• EXERCISE BRIEF
Search the data for the word "caption". Reproduce every line where it is found.

━━━ DATA SUPPLIED ━━━

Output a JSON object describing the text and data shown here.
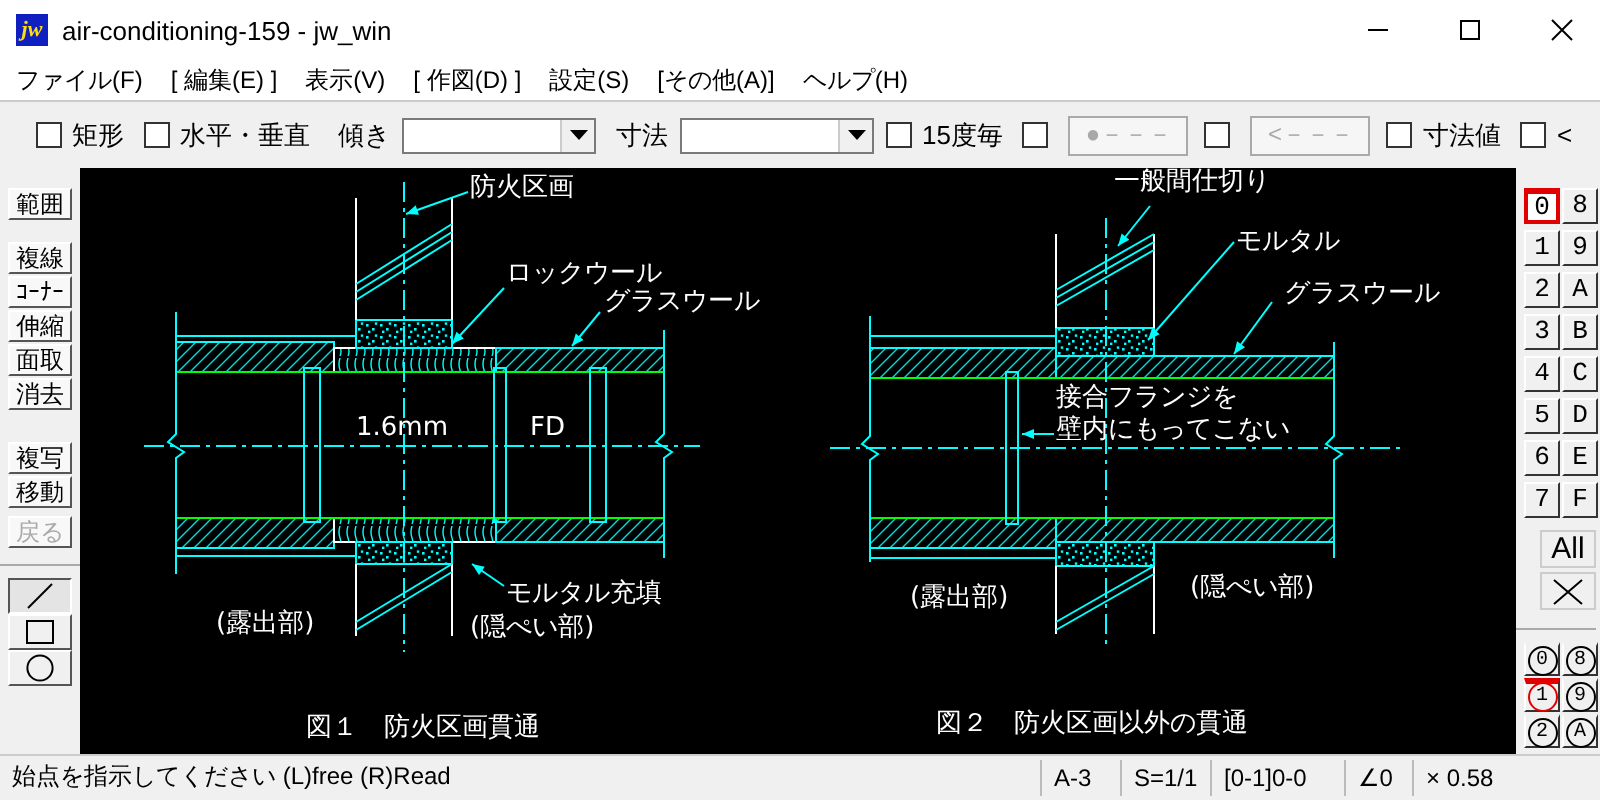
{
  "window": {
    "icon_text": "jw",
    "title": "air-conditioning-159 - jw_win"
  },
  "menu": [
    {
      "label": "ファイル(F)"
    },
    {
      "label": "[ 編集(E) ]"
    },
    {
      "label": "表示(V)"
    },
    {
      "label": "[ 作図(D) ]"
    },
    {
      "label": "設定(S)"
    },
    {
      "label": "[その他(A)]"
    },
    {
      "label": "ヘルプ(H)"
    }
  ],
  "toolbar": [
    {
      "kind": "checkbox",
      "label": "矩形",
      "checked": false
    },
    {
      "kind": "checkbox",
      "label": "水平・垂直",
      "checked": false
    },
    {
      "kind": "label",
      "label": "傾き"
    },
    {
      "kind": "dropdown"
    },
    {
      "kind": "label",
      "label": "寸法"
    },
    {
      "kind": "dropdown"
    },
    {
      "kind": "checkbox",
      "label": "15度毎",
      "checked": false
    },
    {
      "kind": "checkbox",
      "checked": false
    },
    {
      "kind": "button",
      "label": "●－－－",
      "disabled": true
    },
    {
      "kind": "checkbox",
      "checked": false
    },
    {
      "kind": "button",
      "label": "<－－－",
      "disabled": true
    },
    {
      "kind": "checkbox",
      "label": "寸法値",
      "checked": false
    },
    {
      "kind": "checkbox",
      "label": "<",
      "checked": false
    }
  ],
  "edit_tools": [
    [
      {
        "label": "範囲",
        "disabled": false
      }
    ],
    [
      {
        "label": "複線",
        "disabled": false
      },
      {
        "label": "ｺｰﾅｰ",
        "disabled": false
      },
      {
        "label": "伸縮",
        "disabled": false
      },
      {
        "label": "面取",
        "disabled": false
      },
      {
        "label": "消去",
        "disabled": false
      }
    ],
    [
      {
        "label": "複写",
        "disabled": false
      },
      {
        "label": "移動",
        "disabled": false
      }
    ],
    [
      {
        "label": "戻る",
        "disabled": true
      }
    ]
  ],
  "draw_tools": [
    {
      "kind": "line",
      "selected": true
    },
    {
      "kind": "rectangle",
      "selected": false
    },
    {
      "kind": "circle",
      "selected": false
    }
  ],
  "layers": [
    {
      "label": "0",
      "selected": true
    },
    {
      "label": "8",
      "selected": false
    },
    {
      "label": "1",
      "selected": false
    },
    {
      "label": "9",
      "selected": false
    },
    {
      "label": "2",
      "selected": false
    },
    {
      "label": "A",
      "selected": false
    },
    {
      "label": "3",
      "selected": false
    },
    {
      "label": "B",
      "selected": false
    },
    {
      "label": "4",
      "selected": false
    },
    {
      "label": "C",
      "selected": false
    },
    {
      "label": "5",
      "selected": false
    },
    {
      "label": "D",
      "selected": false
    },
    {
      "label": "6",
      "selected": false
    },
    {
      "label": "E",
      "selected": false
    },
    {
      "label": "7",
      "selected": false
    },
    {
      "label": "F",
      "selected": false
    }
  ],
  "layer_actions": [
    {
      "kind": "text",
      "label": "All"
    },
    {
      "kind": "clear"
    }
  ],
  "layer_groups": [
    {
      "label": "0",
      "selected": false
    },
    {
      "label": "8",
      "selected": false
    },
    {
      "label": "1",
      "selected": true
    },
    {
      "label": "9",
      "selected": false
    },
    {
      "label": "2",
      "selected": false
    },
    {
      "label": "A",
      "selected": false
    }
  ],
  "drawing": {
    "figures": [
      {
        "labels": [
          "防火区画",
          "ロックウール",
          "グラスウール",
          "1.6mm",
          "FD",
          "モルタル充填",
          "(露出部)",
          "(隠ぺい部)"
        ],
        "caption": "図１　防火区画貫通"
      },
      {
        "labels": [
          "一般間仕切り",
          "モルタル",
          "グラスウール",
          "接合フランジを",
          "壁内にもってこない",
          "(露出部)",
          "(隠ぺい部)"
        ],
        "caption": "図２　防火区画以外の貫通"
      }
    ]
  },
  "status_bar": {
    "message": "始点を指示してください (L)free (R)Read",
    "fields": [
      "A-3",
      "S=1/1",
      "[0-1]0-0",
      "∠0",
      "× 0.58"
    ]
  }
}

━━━

• YOUR SOLUTION
        "caption": "図１　防火区画貫通"
        "caption": "図２　防火区画以外の貫通"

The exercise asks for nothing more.